Provided data:

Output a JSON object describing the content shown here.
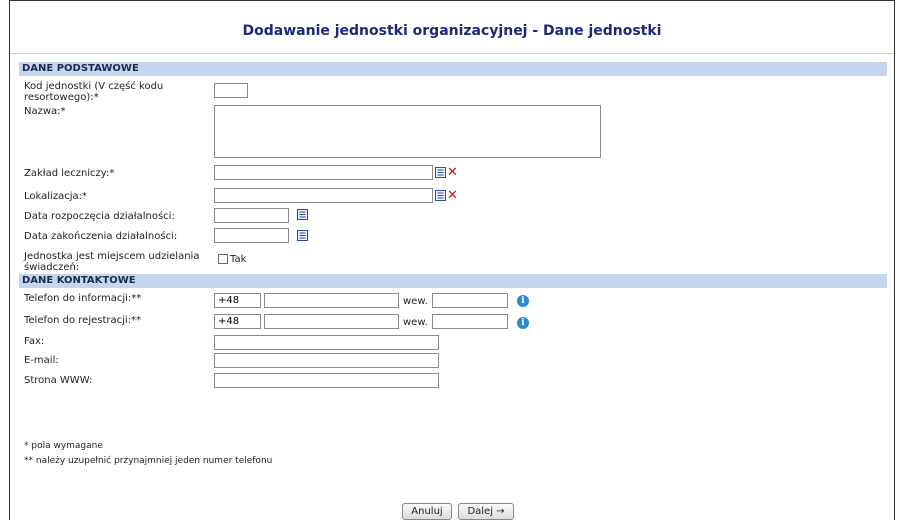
{
  "title": "Dodawanie jednostki organizacyjnej - Dane jednostki",
  "sections": {
    "basic": "DANE PODSTAWOWE",
    "contact": "DANE KONTAKTOWE"
  },
  "basic": {
    "kod_label_line1": "Kod jednostki (V część kodu",
    "kod_label_line2": "resortowego):*",
    "kod_value": "",
    "nazwa_label": "Nazwa:*",
    "nazwa_value": "",
    "zaklad_label": "Zakład leczniczy:*",
    "zaklad_value": "",
    "lokalizacja_label": "Lokalizacja:*",
    "lokalizacja_value": "",
    "data_rozp_label": "Data rozpoczęcia działalności:",
    "data_rozp_value": "",
    "data_zak_label": "Data zakończenia działalności:",
    "data_zak_value": "",
    "miejsce_label_line1": "Jednostka jest miejscem udzielania",
    "miejsce_label_line2": "świadczeń:",
    "miejsce_checkbox_label": "Tak",
    "miejsce_checked": false
  },
  "contact": {
    "tel_info_label": "Telefon do informacji:**",
    "tel_info_prefix": "+48",
    "tel_info_number": "",
    "tel_info_wew_label": "wew.",
    "tel_info_wew": "",
    "tel_rej_label": "Telefon do rejestracji:**",
    "tel_rej_prefix": "+48",
    "tel_rej_number": "",
    "tel_rej_wew_label": "wew.",
    "tel_rej_wew": "",
    "fax_label": "Fax:",
    "fax_value": "",
    "email_label": "E-mail:",
    "email_value": "",
    "www_label": "Strona WWW:",
    "www_value": ""
  },
  "notes": {
    "required": "*  pola wymagane",
    "phone": "** należy uzupełnić przynajmniej jeden numer telefonu"
  },
  "buttons": {
    "cancel": "Anuluj",
    "next": "Dalej →"
  },
  "colors": {
    "section_bg": "#c6d5ee",
    "title": "#1a2a7a",
    "remove_icon": "#d01010",
    "info_icon": "#2a8ad8"
  }
}
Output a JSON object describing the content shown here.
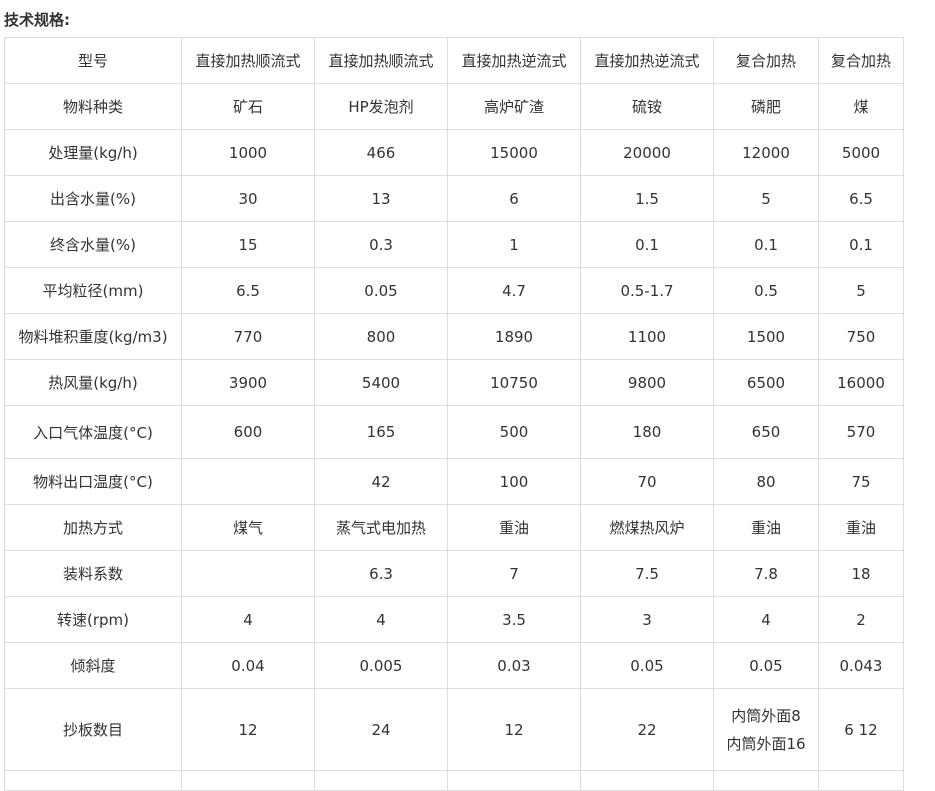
{
  "heading": "技术规格:",
  "columns": [
    "型号",
    "直接加热顺流式",
    "直接加热顺流式",
    "直接加热逆流式",
    "直接加热逆流式",
    "复合加热",
    "复合加热"
  ],
  "rows": [
    {
      "label": "物料种类",
      "values": [
        "矿石",
        "HP发泡剂",
        "高炉矿渣",
        "硫铵",
        "磷肥",
        "煤"
      ]
    },
    {
      "label": "处理量(kg/h)",
      "values": [
        "1000",
        "466",
        "15000",
        "20000",
        "12000",
        "5000"
      ]
    },
    {
      "label": "出含水量(%)",
      "values": [
        "30",
        "13",
        "6",
        "1.5",
        "5",
        "6.5"
      ]
    },
    {
      "label": "终含水量(%)",
      "values": [
        "15",
        "0.3",
        "1",
        "0.1",
        "0.1",
        "0.1"
      ]
    },
    {
      "label": "平均粒径(mm)",
      "values": [
        "6.5",
        "0.05",
        "4.7",
        "0.5-1.7",
        "0.5",
        "5"
      ]
    },
    {
      "label": "物料堆积重度(kg/m3)",
      "values": [
        "770",
        "800",
        "1890",
        "1100",
        "1500",
        "750"
      ]
    },
    {
      "label": "热风量(kg/h)",
      "values": [
        "3900",
        "5400",
        "10750",
        "9800",
        "6500",
        "16000"
      ]
    },
    {
      "label": "入口气体温度(°C)",
      "values": [
        "600",
        "165",
        "500",
        "180",
        "650",
        "570"
      ]
    },
    {
      "label": "物料出口温度(°C)",
      "values": [
        "",
        "42",
        "100",
        "70",
        "80",
        "75"
      ]
    },
    {
      "label": "加热方式",
      "values": [
        "煤气",
        "蒸气式电加热",
        "重油",
        "燃煤热风炉",
        "重油",
        "重油"
      ]
    },
    {
      "label": "装料系数",
      "values": [
        "",
        "6.3",
        "7",
        "7.5",
        "7.8",
        "18"
      ]
    },
    {
      "label": "转速(rpm)",
      "values": [
        "4",
        "4",
        "3.5",
        "3",
        "4",
        "2"
      ]
    },
    {
      "label": "倾斜度",
      "values": [
        "0.04",
        "0.005",
        "0.03",
        "0.05",
        "0.05",
        "0.043"
      ]
    },
    {
      "label": "抄板数目",
      "values": [
        "12",
        "24",
        "12",
        "22",
        [
          "内筒外面8",
          "内筒外面16"
        ],
        "6 12"
      ]
    }
  ]
}
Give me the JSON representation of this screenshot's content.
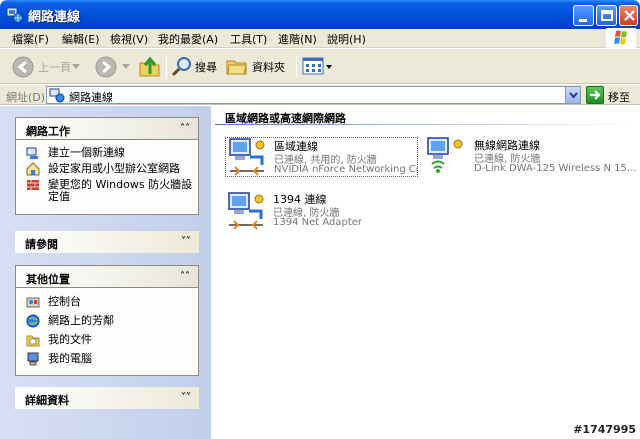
{
  "window": {
    "title": "網路連線",
    "controls": [
      "minimize",
      "maximize",
      "close"
    ]
  },
  "menu": {
    "items": [
      "檔案(F)",
      "編輯(E)",
      "檢視(V)",
      "我的最愛(A)",
      "工具(T)",
      "進階(N)",
      "說明(H)"
    ]
  },
  "toolbar": {
    "back_label": "上一頁",
    "search_label": "搜尋",
    "folders_label": "資料夾"
  },
  "address": {
    "label": "網址(D)",
    "value": "網路連線",
    "go_label": "移至"
  },
  "sidebar": {
    "network_tasks": {
      "title": "網路工作",
      "items": [
        "建立一個新連線",
        "設定家用或小型辦公室網路",
        "變更您的 Windows 防火牆設",
        "定值"
      ]
    },
    "see_also": {
      "title": "請參閱"
    },
    "other_places": {
      "title": "其他位置",
      "items": [
        "控制台",
        "網路上的芳鄰",
        "我的文件",
        "我的電腦"
      ]
    },
    "details": {
      "title": "詳細資料"
    }
  },
  "main": {
    "group_title": "區域網路或高速網際網路",
    "connections": [
      {
        "name": "區域連線",
        "status": "已連線, 共用的, 防火牆",
        "device": "NVIDIA nForce Networking Co..."
      },
      {
        "name": "無線網路連線",
        "status": "已連線, 防火牆",
        "device": "D-Link DWA-125 Wireless N 15..."
      },
      {
        "name": "1394 連線",
        "status": "已連線, 防火牆",
        "device": "1394 Net Adapter"
      }
    ]
  },
  "watermark": "#1747995",
  "colors": {
    "titlebar": "#0050dc",
    "chrome": "#ece9d8",
    "sidebar": "#c3cfea",
    "group_line": "#4c6fc4"
  }
}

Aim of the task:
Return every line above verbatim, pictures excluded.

Reply to the task:
Output a JSON object describing the content shown here.
{
  "title": "Dodawanie jednostki organizacyjnej - Dane jednostki",
  "sections": {
    "basic": "DANE PODSTAWOWE",
    "contact": "DANE KONTAKTOWE"
  },
  "basic": {
    "kod_label_line1": "Kod jednostki (V część kodu",
    "kod_label_line2": "resortowego):*",
    "kod_value": "",
    "nazwa_label": "Nazwa:*",
    "nazwa_value": "",
    "zaklad_label": "Zakład leczniczy:*",
    "zaklad_value": "",
    "lokalizacja_label": "Lokalizacja:*",
    "lokalizacja_value": "",
    "data_rozp_label": "Data rozpoczęcia działalności:",
    "data_rozp_value": "",
    "data_zak_label": "Data zakończenia działalności:",
    "data_zak_value": "",
    "miejsce_label_line1": "Jednostka jest miejscem udzielania",
    "miejsce_label_line2": "świadczeń:",
    "miejsce_checkbox_label": "Tak",
    "miejsce_checked": false
  },
  "contact": {
    "tel_info_label": "Telefon do informacji:**",
    "tel_info_prefix": "+48",
    "tel_info_number": "",
    "tel_info_wew_label": "wew.",
    "tel_info_wew": "",
    "tel_rej_label": "Telefon do rejestracji:**",
    "tel_rej_prefix": "+48",
    "tel_rej_number": "",
    "tel_rej_wew_label": "wew.",
    "tel_rej_wew": "",
    "fax_label": "Fax:",
    "fax_value": "",
    "email_label": "E-mail:",
    "email_value": "",
    "www_label": "Strona WWW:",
    "www_value": ""
  },
  "notes": {
    "required": "*  pola wymagane",
    "phone": "** należy uzupełnić przynajmniej jeden numer telefonu"
  },
  "buttons": {
    "cancel": "Anuluj",
    "next": "Dalej →"
  },
  "colors": {
    "section_bg": "#c6d5ee",
    "title": "#1a2a7a",
    "remove_icon": "#d01010",
    "info_icon": "#2a8ad8"
  }
}
Output a JSON object describing the content shown here.
{
  "heading": "技术规格:",
  "columns": [
    "型号",
    "直接加热顺流式",
    "直接加热顺流式",
    "直接加热逆流式",
    "直接加热逆流式",
    "复合加热",
    "复合加热"
  ],
  "rows": [
    {
      "label": "物料种类",
      "values": [
        "矿石",
        "HP发泡剂",
        "高炉矿渣",
        "硫铵",
        "磷肥",
        "煤"
      ]
    },
    {
      "label": "处理量(kg/h)",
      "values": [
        "1000",
        "466",
        "15000",
        "20000",
        "12000",
        "5000"
      ]
    },
    {
      "label": "出含水量(%)",
      "values": [
        "30",
        "13",
        "6",
        "1.5",
        "5",
        "6.5"
      ]
    },
    {
      "label": "终含水量(%)",
      "values": [
        "15",
        "0.3",
        "1",
        "0.1",
        "0.1",
        "0.1"
      ]
    },
    {
      "label": "平均粒径(mm)",
      "values": [
        "6.5",
        "0.05",
        "4.7",
        "0.5-1.7",
        "0.5",
        "5"
      ]
    },
    {
      "label": "物料堆积重度(kg/m3)",
      "values": [
        "770",
        "800",
        "1890",
        "1100",
        "1500",
        "750"
      ]
    },
    {
      "label": "热风量(kg/h)",
      "values": [
        "3900",
        "5400",
        "10750",
        "9800",
        "6500",
        "16000"
      ]
    },
    {
      "label": "入口气体温度(°C)",
      "values": [
        "600",
        "165",
        "500",
        "180",
        "650",
        "570"
      ]
    },
    {
      "label": "物料出口温度(°C)",
      "values": [
        "",
        "42",
        "100",
        "70",
        "80",
        "75"
      ]
    },
    {
      "label": "加热方式",
      "values": [
        "煤气",
        "蒸气式电加热",
        "重油",
        "燃煤热风炉",
        "重油",
        "重油"
      ]
    },
    {
      "label": "装料系数",
      "values": [
        "",
        "6.3",
        "7",
        "7.5",
        "7.8",
        "18"
      ]
    },
    {
      "label": "转速(rpm)",
      "values": [
        "4",
        "4",
        "3.5",
        "3",
        "4",
        "2"
      ]
    },
    {
      "label": "倾斜度",
      "values": [
        "0.04",
        "0.005",
        "0.03",
        "0.05",
        "0.05",
        "0.043"
      ]
    },
    {
      "label": "抄板数目",
      "values": [
        "12",
        "24",
        "12",
        "22",
        [
          "内筒外面8",
          "内筒外面16"
        ],
        "6 12"
      ]
    }
  ]
}
Give me the JSON representation of this screenshot's content.
{
  "window": {
    "title": "網路連線",
    "controls": [
      "minimize",
      "maximize",
      "close"
    ]
  },
  "menu": {
    "items": [
      "檔案(F)",
      "編輯(E)",
      "檢視(V)",
      "我的最愛(A)",
      "工具(T)",
      "進階(N)",
      "說明(H)"
    ]
  },
  "toolbar": {
    "back_label": "上一頁",
    "search_label": "搜尋",
    "folders_label": "資料夾"
  },
  "address": {
    "label": "網址(D)",
    "value": "網路連線",
    "go_label": "移至"
  },
  "sidebar": {
    "network_tasks": {
      "title": "網路工作",
      "items": [
        "建立一個新連線",
        "設定家用或小型辦公室網路",
        "變更您的 Windows 防火牆設",
        "定值"
      ]
    },
    "see_also": {
      "title": "請參閱"
    },
    "other_places": {
      "title": "其他位置",
      "items": [
        "控制台",
        "網路上的芳鄰",
        "我的文件",
        "我的電腦"
      ]
    },
    "details": {
      "title": "詳細資料"
    }
  },
  "main": {
    "group_title": "區域網路或高速網際網路",
    "connections": [
      {
        "name": "區域連線",
        "status": "已連線, 共用的, 防火牆",
        "device": "NVIDIA nForce Networking Co..."
      },
      {
        "name": "無線網路連線",
        "status": "已連線, 防火牆",
        "device": "D-Link DWA-125 Wireless N 15..."
      },
      {
        "name": "1394 連線",
        "status": "已連線, 防火牆",
        "device": "1394 Net Adapter"
      }
    ]
  },
  "watermark": "#1747995",
  "colors": {
    "titlebar": "#0050dc",
    "chrome": "#ece9d8",
    "sidebar": "#c3cfea",
    "group_line": "#4c6fc4"
  }
}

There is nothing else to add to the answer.